SOA deluge from IBM, Sun, Infor and Vitria
- 19 March, 2007 23:00
Vitria Technology and CA have released service-oriented architecture software products aimed at letting customers more easily monitor and fix problems that occur in an SOA environment.
The announcements follow others made recently by IBM, Sun Microsystems and Infor. IBM is focusing on merging virtualisation with SOA and making it easier to deploy a service-oriented architecture, while Sun's offering focuses on the security and automation of large numbers of transactions and trading partners across multiple applications and systems.
Infor recently unveiled an SOA strategy called Open SOA, which helps companies build an event-driven SOA in which applications and software components can be deployed and upgraded without disrupting other enterprise systems.
In related SOA news, Vitria is releasing Business Accelerator, an SOA platform that allows enterprises to design business processes and deploy them on any type of application server.

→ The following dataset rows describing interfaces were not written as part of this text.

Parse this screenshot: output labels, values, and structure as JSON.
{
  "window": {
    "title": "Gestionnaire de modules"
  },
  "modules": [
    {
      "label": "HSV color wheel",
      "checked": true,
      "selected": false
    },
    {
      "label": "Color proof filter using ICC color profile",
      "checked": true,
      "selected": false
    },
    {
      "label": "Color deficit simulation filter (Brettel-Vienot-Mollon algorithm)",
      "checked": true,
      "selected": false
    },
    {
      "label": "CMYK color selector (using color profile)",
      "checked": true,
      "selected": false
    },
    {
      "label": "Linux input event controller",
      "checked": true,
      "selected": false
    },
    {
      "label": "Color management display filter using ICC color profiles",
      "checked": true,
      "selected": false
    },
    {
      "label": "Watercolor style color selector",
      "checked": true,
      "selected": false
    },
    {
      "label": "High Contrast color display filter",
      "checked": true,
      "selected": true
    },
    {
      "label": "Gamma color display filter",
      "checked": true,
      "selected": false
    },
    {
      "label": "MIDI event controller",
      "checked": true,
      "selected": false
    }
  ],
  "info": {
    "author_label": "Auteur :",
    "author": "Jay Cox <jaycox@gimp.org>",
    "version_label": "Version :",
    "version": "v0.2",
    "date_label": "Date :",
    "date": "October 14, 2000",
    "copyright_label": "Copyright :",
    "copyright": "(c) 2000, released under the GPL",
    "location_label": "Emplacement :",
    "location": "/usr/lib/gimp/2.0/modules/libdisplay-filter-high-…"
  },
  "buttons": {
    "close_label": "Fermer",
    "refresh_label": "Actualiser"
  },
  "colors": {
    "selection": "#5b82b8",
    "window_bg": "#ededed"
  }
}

"It's a new cut at SOA infrastructure and I think that Vitria pretty much had to do this," says Gartner analyst Roy Schulte. "It helps with the integration problems where you are connecting service components or service outlets. When you're connecting chunks of software which are different from each other, you need an intelligent backbone, and that's really what they have here."
Vitria also announced Resolution Accelerator 3.0, a product that resolves runtime errors or other computer problems that cause delays, high costs and customer dissatisfaction. It will be released at the end of the month.
This version of Resolution Accelerator includes a mass repair function that recognises common root causes of errors and provides a simple way to correct them all at the same time. Thousands of errors can be caused simultaneously by problems such as power outages or system outages, notes Dale Skeen, CEO and cofounder of Vitria.
Error, or exception, management becomes a bigger problem in SOA environments because they involve more applications from more vendors than standard IT infrastructures, Skeen says.
Last week, IBM said it has developed five new configurations for its System p servers that merge virtualisation and service-oriented architecture software to ease SOA rollouts.
The configurations combine IBM server and virtualisation technology with IBM SOA-based software offerings such as Websphere, Tivoli and Information Management.
Early this month, Sun Microsystems announced the availability of its Identity-Enabled Business-to-Business solution, which it says securely centralises and automates management of large numbers of transactions and trading partners across multiple applications and systems.
"As companies tackle larger B2B integration projects, these corporations are challenged with developing a B2B platform that can be re-used across multiple projects and which can provide a single point of entry into the company's firewalls," Sun said in a press release.
Last week, Infor unveiled Open SOA, a distributed architecture that lets companies create environments that use software components built in-house or by many different vendors, rather than an environment focused on one vendor's products.
"By remaining platform-independent, Infor Open SOA facilitates interoperability between different enterprise systems and prevents the need to 'rip-and-replace' to support the requirements of a proprietary middleware stack," Infor said in a press release.